“I’m actually the marketing manager,” noted Anderson. “I spend most of my days doing that and then announcing on race days. I handle the sponsors, our partners, I keep them in touch with what’s happening as well as handling a bunch of odd jobs that need to get done.”
What does a normal work week look like for a marketing manager/announcer?
“Mondays and Tuesdays, I’m in the office going through the past weekend, updating the website, emailing sponsors, sending recaps to the sponsors as well as pictures, letting them know what happened, who won what and what’s coming up,” Anderson explained. “I like to let them know how they’re spending their money.
“Wednesdays, I start to prep. I dig through stats, get them updated and try to figure out what cars will be there. On Thursdays, I like to get my notes in line for the weekend. I make sure all sponsors are up to date and current, if we’re on pay-per-view or not, schedule some tweets, whatever needs to be done.”
Race days are what Anderson looks forward to most. It’s what he works all week for.
“I usually try to get to the track by one o’clock,” he said. “I’ll spend the first couple of hours going through notes, make sure banners get hung and the draw gets done. Once the cars are there, I walk around to try and get a story and a feel for what’s happening, whose run well, find out if any of our partners are there and make sure to give them a little extra love.”
For Anderson, being an announcer takes a lot of prep work.
“It’s a lot,” he said. “Seventy-five percent of my work is in the marketing realm, whether it’s social media or marketing. People know me from the announcing, that seems to get more attention, but when you have a small series like we do, you have to be able to do more than one thing.”
On an average, Anderson attends 100 races a year and announces at roughly 70 to 80 of them.
Despite being full time with the All Stars, Anderson squeezes in a few extra races.
“I’ll come in as a contracted employee for Eldora, Chili Bowl or World Racing Group,” he noted. “My favorite event that I get to announce is the Knoxville Nationals. It’s my home. The Chili Bowl is up there, too. The announcers I get to work with there, they’re some of the better announcers in the country, so it’s cool to get to work with them. The fact that they asked me to announce there is pretty incredible.”
One announcer Anderson still reaches out to for advice is MRN radio broadcaster and Knoxville Raceway announcer Tony Bokhoven.
“He’s someone I still lean on to this day,” he said. “I can pick up the phone and call and he’ll tell me it, whether I want to hear it or not. He’s always there to guide me. He was very instrumental in helping me get to where I am today.”
Most would aspire to be in Anderson’s shoes but as most know, you don’t just fall into your dream job, you have to work for it.
“When I started announcing, my third or fourth year announcing, I probably announced 100 races a year,” Anderson said. “I was announcing everywhere, any race I could.”
Anderson strongly believes it’s all about networking when it comes to this industry.
“Roger Slack is the one who helped me get this job,” noted Anderson. “I met Roger after working at a small track in Iowa.
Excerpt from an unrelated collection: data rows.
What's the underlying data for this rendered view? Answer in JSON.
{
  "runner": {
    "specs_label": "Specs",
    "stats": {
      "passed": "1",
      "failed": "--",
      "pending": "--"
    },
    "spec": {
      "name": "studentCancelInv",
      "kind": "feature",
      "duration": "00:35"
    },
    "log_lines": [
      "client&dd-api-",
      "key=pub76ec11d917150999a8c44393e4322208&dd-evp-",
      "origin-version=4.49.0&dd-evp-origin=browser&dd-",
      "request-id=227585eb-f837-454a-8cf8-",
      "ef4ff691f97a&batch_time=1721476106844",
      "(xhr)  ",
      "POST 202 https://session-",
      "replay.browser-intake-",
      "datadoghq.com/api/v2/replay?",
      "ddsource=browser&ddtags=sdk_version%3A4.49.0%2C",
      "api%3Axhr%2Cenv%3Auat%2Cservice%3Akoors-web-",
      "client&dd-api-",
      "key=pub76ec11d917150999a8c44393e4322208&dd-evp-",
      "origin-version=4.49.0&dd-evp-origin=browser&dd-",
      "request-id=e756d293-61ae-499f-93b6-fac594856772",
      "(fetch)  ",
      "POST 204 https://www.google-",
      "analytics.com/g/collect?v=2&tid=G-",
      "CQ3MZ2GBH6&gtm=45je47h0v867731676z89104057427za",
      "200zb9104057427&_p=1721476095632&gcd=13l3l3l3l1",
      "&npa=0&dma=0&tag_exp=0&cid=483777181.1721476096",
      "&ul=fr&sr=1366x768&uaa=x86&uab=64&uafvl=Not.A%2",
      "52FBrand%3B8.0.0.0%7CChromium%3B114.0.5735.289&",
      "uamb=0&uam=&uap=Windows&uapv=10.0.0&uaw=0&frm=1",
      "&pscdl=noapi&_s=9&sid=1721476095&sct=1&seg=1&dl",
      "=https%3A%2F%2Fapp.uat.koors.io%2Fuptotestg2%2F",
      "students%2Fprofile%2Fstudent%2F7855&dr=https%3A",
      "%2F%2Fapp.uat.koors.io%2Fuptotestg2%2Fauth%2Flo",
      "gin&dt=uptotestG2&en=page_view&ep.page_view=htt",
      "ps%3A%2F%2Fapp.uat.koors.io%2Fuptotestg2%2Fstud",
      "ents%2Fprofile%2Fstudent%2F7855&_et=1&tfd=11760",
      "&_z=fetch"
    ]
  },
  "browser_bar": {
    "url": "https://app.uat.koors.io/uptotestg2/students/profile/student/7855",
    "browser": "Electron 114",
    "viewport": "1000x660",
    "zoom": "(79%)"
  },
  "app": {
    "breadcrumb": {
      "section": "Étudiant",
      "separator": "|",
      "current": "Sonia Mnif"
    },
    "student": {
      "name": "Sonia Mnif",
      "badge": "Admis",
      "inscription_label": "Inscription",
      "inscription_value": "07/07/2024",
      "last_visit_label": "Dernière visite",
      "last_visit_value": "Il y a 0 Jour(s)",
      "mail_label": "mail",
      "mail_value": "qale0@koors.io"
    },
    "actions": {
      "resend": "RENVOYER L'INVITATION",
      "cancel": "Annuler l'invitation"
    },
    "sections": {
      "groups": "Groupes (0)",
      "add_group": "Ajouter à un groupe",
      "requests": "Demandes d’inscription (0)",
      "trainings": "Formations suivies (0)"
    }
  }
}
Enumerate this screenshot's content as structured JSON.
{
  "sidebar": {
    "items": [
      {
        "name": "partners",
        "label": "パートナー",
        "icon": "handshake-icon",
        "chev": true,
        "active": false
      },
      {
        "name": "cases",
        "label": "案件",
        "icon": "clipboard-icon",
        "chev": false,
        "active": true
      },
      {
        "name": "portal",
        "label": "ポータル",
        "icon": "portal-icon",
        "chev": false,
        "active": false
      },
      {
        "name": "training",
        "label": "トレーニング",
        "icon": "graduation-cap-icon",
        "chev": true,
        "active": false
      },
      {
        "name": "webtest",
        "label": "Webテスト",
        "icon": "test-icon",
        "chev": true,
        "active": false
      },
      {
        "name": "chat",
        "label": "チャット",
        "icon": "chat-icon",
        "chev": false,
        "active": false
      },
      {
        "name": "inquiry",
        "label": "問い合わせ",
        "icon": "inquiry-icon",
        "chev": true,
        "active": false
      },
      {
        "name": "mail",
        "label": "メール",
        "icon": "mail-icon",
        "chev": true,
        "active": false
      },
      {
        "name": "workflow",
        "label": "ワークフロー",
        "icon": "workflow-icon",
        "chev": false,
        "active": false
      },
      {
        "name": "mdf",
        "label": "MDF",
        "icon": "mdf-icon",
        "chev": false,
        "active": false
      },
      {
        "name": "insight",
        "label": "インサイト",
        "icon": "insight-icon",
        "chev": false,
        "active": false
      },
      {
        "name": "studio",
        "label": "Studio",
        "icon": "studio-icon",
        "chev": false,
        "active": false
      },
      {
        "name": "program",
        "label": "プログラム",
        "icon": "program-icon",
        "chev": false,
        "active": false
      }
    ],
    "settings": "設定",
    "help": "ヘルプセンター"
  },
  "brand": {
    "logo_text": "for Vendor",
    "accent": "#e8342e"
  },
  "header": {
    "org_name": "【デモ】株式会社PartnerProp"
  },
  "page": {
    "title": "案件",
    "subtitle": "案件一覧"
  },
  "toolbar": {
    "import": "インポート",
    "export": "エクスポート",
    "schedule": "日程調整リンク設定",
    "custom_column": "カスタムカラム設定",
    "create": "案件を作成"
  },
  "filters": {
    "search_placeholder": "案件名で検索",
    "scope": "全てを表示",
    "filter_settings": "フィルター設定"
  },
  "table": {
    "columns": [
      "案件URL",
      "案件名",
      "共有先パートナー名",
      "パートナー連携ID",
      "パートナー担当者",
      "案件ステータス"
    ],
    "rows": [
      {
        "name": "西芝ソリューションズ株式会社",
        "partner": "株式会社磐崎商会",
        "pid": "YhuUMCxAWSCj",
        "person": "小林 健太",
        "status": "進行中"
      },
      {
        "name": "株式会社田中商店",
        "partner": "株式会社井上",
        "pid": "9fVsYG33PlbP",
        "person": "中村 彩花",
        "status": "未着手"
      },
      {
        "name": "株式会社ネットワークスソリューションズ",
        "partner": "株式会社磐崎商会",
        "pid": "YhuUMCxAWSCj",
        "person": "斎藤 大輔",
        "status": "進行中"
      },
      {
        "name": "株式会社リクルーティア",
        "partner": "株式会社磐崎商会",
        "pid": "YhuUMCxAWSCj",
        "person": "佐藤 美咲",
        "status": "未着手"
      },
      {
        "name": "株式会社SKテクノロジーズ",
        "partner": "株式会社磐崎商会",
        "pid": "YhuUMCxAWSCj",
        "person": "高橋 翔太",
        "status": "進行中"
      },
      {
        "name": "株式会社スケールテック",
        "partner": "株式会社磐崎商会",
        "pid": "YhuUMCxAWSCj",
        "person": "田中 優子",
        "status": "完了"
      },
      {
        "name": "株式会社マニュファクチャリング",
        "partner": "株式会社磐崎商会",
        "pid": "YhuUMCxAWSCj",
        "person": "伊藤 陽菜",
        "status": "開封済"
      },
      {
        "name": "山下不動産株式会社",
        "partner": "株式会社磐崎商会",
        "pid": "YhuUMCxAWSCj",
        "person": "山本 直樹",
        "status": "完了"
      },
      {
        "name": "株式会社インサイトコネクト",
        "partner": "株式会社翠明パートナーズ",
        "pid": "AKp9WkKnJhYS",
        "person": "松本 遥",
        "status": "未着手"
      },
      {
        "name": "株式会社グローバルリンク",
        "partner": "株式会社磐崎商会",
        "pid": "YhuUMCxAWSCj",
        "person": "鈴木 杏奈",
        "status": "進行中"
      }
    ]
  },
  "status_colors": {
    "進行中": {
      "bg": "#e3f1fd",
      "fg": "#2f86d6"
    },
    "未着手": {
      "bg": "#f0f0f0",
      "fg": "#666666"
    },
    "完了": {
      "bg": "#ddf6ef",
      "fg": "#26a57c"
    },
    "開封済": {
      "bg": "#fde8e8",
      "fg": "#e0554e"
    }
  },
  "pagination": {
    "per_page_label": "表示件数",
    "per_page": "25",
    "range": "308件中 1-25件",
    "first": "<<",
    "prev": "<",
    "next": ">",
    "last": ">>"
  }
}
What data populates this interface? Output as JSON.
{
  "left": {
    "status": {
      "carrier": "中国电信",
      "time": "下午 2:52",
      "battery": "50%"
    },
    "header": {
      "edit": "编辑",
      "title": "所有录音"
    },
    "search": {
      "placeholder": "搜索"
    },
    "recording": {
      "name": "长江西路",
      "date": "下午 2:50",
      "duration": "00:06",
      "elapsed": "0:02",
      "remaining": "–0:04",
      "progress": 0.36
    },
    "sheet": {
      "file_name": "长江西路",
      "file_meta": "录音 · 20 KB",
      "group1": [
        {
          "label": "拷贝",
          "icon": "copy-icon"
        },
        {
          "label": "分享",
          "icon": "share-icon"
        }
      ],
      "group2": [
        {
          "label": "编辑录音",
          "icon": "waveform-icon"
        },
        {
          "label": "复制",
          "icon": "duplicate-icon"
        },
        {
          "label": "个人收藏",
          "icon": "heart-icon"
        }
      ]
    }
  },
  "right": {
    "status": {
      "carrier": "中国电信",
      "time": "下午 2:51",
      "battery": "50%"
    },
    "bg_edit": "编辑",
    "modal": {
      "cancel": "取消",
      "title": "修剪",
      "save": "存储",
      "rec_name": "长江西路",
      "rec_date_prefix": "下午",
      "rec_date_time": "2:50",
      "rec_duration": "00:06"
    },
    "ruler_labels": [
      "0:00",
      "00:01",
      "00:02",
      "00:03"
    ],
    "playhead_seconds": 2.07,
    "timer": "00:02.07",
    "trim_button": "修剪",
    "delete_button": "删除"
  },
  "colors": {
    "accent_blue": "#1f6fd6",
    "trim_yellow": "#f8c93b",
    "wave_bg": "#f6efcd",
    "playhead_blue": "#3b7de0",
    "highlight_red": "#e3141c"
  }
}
It’s all about networking and meeting people. You have to get out and do as much as possible.”
At a young age, Anderson was told to go out and be willing to do anything. He still preaches that motto.
“You need to announce as much as you can,” he said. “You only get better by doing it. It’s all about networking, you need people who can give you opportunities. I started at the bottom and worked my way up the ladder. I met the right people. I know it’s cliché, but my biggest tip to anyone who wants to be an announcer is that you have to be willing to work.”
Anderson has definitely proven that’s what it takes to be a great announcer.